» What you are asked to do:
Copy each line of the entries that includes the word "this".
Exercise data: Begin
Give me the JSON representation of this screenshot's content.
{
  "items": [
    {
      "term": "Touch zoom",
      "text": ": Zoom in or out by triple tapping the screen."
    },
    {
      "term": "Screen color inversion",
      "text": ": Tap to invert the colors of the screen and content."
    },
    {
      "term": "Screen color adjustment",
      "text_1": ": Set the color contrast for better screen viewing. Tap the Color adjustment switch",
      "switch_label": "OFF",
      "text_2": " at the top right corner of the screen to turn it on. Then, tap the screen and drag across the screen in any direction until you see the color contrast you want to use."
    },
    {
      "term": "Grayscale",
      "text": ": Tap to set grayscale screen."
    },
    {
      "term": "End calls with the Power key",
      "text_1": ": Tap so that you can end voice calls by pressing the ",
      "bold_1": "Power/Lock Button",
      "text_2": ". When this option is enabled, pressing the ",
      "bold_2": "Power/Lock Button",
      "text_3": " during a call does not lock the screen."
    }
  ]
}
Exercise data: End
» Answer space:
Give me the JSON representation of this screenshot's content.
      "text_2": ". When this option is enabled, pressing the ",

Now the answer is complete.